● **Task directions**: What the task needs is the data below, written out verbatim.

══════════

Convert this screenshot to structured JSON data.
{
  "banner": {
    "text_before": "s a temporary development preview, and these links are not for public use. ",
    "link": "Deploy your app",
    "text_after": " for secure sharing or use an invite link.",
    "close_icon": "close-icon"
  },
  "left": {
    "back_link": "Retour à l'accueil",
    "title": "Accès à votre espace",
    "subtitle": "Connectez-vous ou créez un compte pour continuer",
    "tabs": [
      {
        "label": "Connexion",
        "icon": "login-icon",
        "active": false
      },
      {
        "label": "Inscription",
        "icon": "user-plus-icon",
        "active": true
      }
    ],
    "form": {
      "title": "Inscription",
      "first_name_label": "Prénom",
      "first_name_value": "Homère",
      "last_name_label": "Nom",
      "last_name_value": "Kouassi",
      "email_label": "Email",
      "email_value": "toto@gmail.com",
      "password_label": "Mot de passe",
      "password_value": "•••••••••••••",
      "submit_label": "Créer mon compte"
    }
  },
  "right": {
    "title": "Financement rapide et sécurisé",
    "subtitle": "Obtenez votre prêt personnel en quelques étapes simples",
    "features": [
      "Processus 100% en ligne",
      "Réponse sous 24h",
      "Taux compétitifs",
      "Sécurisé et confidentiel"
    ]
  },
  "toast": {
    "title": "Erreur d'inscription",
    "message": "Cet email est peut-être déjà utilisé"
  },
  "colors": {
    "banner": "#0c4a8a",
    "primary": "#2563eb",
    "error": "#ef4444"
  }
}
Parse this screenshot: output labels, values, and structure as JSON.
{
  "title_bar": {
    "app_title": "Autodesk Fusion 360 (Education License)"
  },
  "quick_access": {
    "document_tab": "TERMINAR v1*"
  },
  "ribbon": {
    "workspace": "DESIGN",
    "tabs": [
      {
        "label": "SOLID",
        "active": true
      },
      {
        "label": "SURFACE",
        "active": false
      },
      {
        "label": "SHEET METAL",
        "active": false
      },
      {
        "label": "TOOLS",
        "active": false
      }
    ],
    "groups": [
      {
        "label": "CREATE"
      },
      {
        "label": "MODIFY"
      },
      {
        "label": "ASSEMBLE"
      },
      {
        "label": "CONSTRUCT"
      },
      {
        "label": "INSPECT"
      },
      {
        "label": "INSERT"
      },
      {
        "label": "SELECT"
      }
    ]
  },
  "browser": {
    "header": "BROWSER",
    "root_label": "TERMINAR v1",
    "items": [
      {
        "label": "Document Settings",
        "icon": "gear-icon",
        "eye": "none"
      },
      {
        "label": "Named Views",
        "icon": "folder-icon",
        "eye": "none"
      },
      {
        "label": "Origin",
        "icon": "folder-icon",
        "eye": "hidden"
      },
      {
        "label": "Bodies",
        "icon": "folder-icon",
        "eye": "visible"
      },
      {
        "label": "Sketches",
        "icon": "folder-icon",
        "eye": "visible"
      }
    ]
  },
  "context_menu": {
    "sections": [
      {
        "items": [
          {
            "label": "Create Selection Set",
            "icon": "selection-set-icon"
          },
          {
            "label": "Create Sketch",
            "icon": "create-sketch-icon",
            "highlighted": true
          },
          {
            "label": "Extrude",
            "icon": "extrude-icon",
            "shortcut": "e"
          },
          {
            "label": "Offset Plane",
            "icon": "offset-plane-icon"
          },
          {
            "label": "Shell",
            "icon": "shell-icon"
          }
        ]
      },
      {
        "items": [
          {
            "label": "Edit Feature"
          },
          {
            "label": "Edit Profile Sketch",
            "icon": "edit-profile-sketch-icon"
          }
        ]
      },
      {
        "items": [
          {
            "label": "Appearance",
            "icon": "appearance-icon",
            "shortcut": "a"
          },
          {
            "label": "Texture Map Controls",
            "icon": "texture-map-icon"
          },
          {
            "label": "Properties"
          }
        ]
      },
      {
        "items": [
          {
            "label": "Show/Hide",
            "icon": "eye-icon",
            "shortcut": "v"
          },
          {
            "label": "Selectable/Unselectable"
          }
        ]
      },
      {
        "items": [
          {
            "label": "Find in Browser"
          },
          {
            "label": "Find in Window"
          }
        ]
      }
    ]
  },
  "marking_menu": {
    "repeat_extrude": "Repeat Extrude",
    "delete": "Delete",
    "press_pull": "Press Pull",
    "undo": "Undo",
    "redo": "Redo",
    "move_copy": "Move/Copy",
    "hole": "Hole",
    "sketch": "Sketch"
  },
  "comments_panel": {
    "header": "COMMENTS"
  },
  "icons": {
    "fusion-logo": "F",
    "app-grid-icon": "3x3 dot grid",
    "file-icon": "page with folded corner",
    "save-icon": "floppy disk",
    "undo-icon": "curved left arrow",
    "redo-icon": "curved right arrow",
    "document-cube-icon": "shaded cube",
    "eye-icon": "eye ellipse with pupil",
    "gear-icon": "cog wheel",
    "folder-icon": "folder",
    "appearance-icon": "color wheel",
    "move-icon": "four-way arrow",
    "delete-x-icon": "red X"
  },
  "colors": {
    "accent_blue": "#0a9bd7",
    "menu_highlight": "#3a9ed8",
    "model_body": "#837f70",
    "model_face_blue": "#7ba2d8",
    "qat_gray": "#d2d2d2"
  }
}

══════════

● **Output**:
Convert this screenshot to structured JSON data.
{
  "banner": {
    "text_before": "s a temporary development preview, and these links are not for public use. ",
    "link": "Deploy your app",
    "text_after": " for secure sharing or use an invite link.",
    "close_icon": "close-icon"
  },
  "left": {
    "back_link": "Retour à l'accueil",
    "title": "Accès à votre espace",
    "subtitle": "Connectez-vous ou créez un compte pour continuer",
    "tabs": [
      {
        "label": "Connexion",
        "icon": "login-icon",
        "active": false
      },
      {
        "label": "Inscription",
        "icon": "user-plus-icon",
        "active": true
      }
    ],
    "form": {
      "title": "Inscription",
      "first_name_label": "Prénom",
      "first_name_value": "Homère",
      "last_name_label": "Nom",
      "last_name_value": "Kouassi",
      "email_label": "Email",
      "email_value": "toto@gmail.com",
      "password_label": "Mot de passe",
      "password_value": "•••••••••••••",
      "submit_label": "Créer mon compte"
    }
  },
  "right": {
    "title": "Financement rapide et sécurisé",
    "subtitle": "Obtenez votre prêt personnel en quelques étapes simples",
    "features": [
      "Processus 100% en ligne",
      "Réponse sous 24h",
      "Taux compétitifs",
      "Sécurisé et confidentiel"
    ]
  },
  "toast": {
    "title": "Erreur d'inscription",
    "message": "Cet email est peut-être déjà utilisé"
  },
  "colors": {
    "banner": "#0c4a8a",
    "primary": "#2563eb",
    "error": "#ef4444"
  }
}
Parse this screenshot: output labels, values, and structure as JSON.
{
  "title_bar": {
    "app_title": "Autodesk Fusion 360 (Education License)"
  },
  "quick_access": {
    "document_tab": "TERMINAR v1*"
  },
  "ribbon": {
    "workspace": "DESIGN",
    "tabs": [
      {
        "label": "SOLID",
        "active": true
      },
      {
        "label": "SURFACE",
        "active": false
      },
      {
        "label": "SHEET METAL",
        "active": false
      },
      {
        "label": "TOOLS",
        "active": false
      }
    ],
    "groups": [
      {
        "label": "CREATE"
      },
      {
        "label": "MODIFY"
      },
      {
        "label": "ASSEMBLE"
      },
      {
        "label": "CONSTRUCT"
      },
      {
        "label": "INSPECT"
      },
      {
        "label": "INSERT"
      },
      {
        "label": "SELECT"
      }
    ]
  },
  "browser": {
    "header": "BROWSER",
    "root_label": "TERMINAR v1",
    "items": [
      {
        "label": "Document Settings",
        "icon": "gear-icon",
        "eye": "none"
      },
      {
        "label": "Named Views",
        "icon": "folder-icon",
        "eye": "none"
      },
      {
        "label": "Origin",
        "icon": "folder-icon",
        "eye": "hidden"
      },
      {
        "label": "Bodies",
        "icon": "folder-icon",
        "eye": "visible"
      },
      {
        "label": "Sketches",
        "icon": "folder-icon",
        "eye": "visible"
      }
    ]
  },
  "context_menu": {
    "sections": [
      {
        "items": [
          {
            "label": "Create Selection Set",
            "icon": "selection-set-icon"
          },
          {
            "label": "Create Sketch",
            "icon": "create-sketch-icon",
            "highlighted": true
          },
          {
            "label": "Extrude",
            "icon": "extrude-icon",
            "shortcut": "e"
          },
          {
            "label": "Offset Plane",
            "icon": "offset-plane-icon"
          },
          {
            "label": "Shell",
            "icon": "shell-icon"
          }
        ]
      },
      {
        "items": [
          {
            "label": "Edit Feature"
          },
          {
            "label": "Edit Profile Sketch",
            "icon": "edit-profile-sketch-icon"
          }
        ]
      },
      {
        "items": [
          {
            "label": "Appearance",
            "icon": "appearance-icon",
            "shortcut": "a"
          },
          {
            "label": "Texture Map Controls",
            "icon": "texture-map-icon"
          },
          {
            "label": "Properties"
          }
        ]
      },
      {
        "items": [
          {
            "label": "Show/Hide",
            "icon": "eye-icon",
            "shortcut": "v"
          },
          {
            "label": "Selectable/Unselectable"
          }
        ]
      },
      {
        "items": [
          {
            "label": "Find in Browser"
          },
          {
            "label": "Find in Window"
          }
        ]
      }
    ]
  },
  "marking_menu": {
    "repeat_extrude": "Repeat Extrude",
    "delete": "Delete",
    "press_pull": "Press Pull",
    "undo": "Undo",
    "redo": "Redo",
    "move_copy": "Move/Copy",
    "hole": "Hole",
    "sketch": "Sketch"
  },
  "comments_panel": {
    "header": "COMMENTS"
  },
  "icons": {
    "fusion-logo": "F",
    "app-grid-icon": "3x3 dot grid",
    "file-icon": "page with folded corner",
    "save-icon": "floppy disk",
    "undo-icon": "curved left arrow",
    "redo-icon": "curved right arrow",
    "document-cube-icon": "shaded cube",
    "eye-icon": "eye ellipse with pupil",
    "gear-icon": "cog wheel",
    "folder-icon": "folder",
    "appearance-icon": "color wheel",
    "move-icon": "four-way arrow",
    "delete-x-icon": "red X"
  },
  "colors": {
    "accent_blue": "#0a9bd7",
    "menu_highlight": "#3a9ed8",
    "model_body": "#837f70",
    "model_face_blue": "#7ba2d8",
    "qat_gray": "#d2d2d2"
  }
}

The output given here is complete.